The fight against corruption, another pillar of PMB’s intentions, has been oscillating between Doyin Okupe’s ‘honest mistake’ and liberty to agent provocateurs like Sambo Dasuki. Mr. Emefiele, the CBN governor, has also recently been in the eye of the storm since he audaciously contemplated contesting for the presidential ticket of the ruling APC, and his misadventure of rebranding the naira, with humongous expenses incurred ‘repainting’ what some people considered an anecdote of widow-dressing a weak dilapidated falling house. The rumoured scandalous trillion naira stamp-duty controversy is another albatross.
Violence is pervasive in the country with non-state actors determining the pace for accredited security agents, who would rather maim the innocent as recently re-enacted by ASP Drambi Vandi in the brutal killing of Bolanle Raheem. This is as INEC’s facilities remain under ferocious attacks by agents of political profiteers. Ethnic politics are played by political actors who are set to grab the reins of power again in 2023 for selfish as against collective reasons, as supporters of the candidate of the ruling party at times blamed the incumbent for nepotism.
PMB has assured us that he would relocate from Abuja after his tenure to avoid poking his nose into governance. He should be reminded that we are aware of his absence from governance too long ago because of his old age and failing health. He should tell us whether the number of his cows has increased since his presidency, and what he would be bequeathing to Nigerians who majorly feel let-down by the pains experienced under his government. PMB may have to volunteer a memoir to the world to straighten some of the unsaid that characterised critical periods of his democratic rebirth, most especially the long face he wore during the APC presidential primary election where his wife was a gregarious party woman.

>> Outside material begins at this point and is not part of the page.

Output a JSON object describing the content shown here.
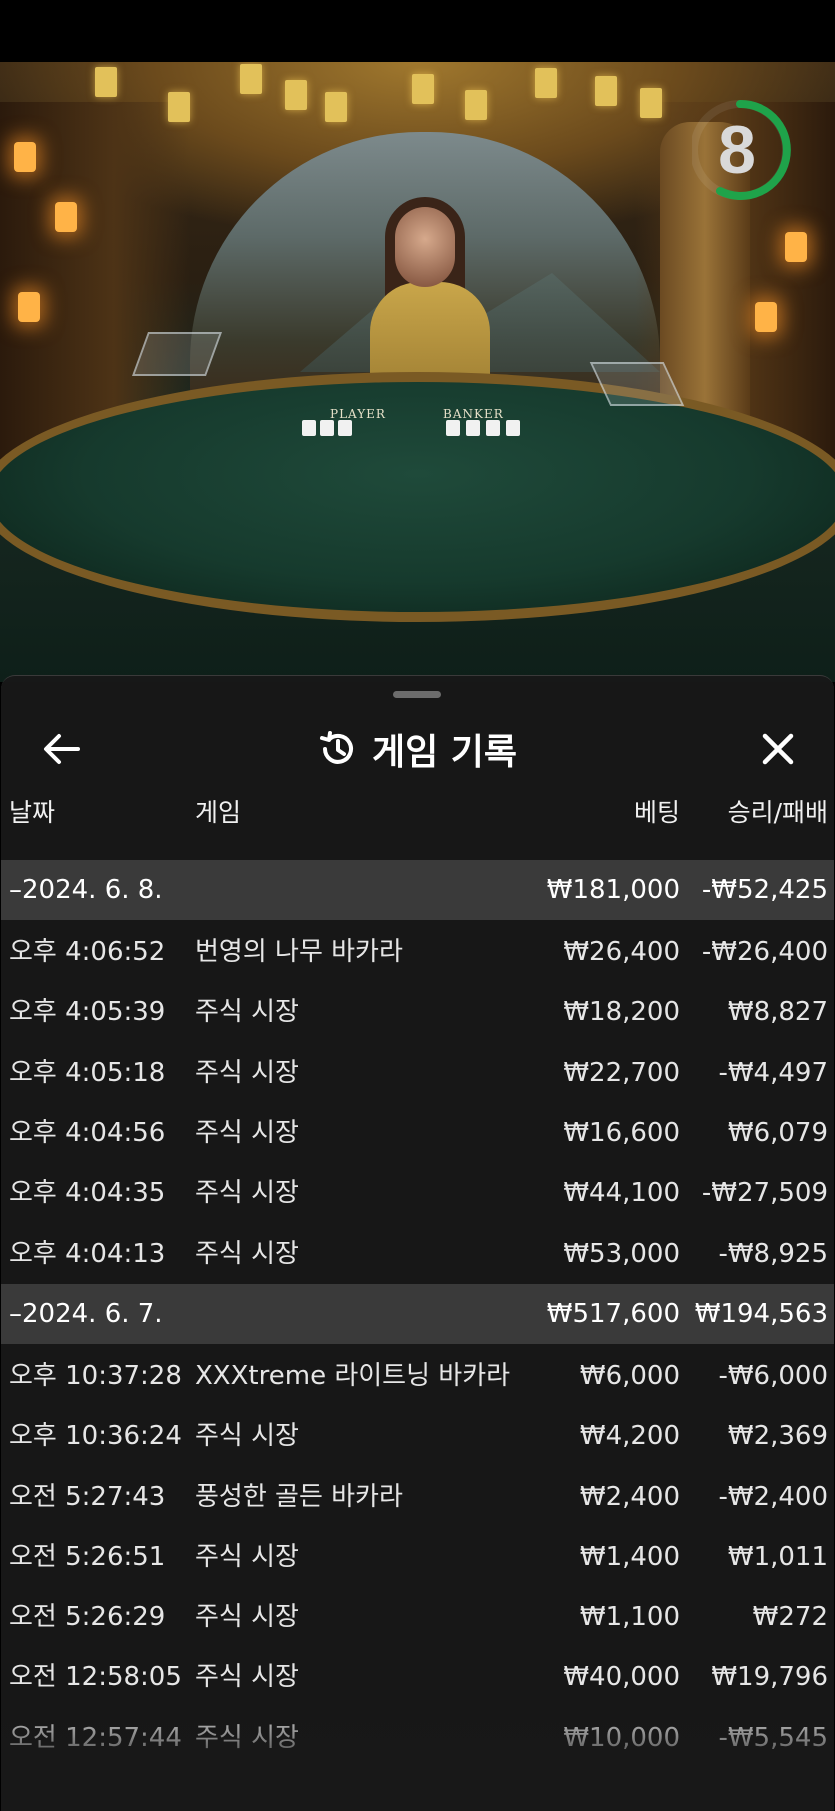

As I desire for PMB the strength to meet the obligations of his ‘Tithes and other duties to his Diocese’ anytime his friend and brother, Bishop Kukah, comes calling, I wish our many readers a prosperous year 2023 in advance!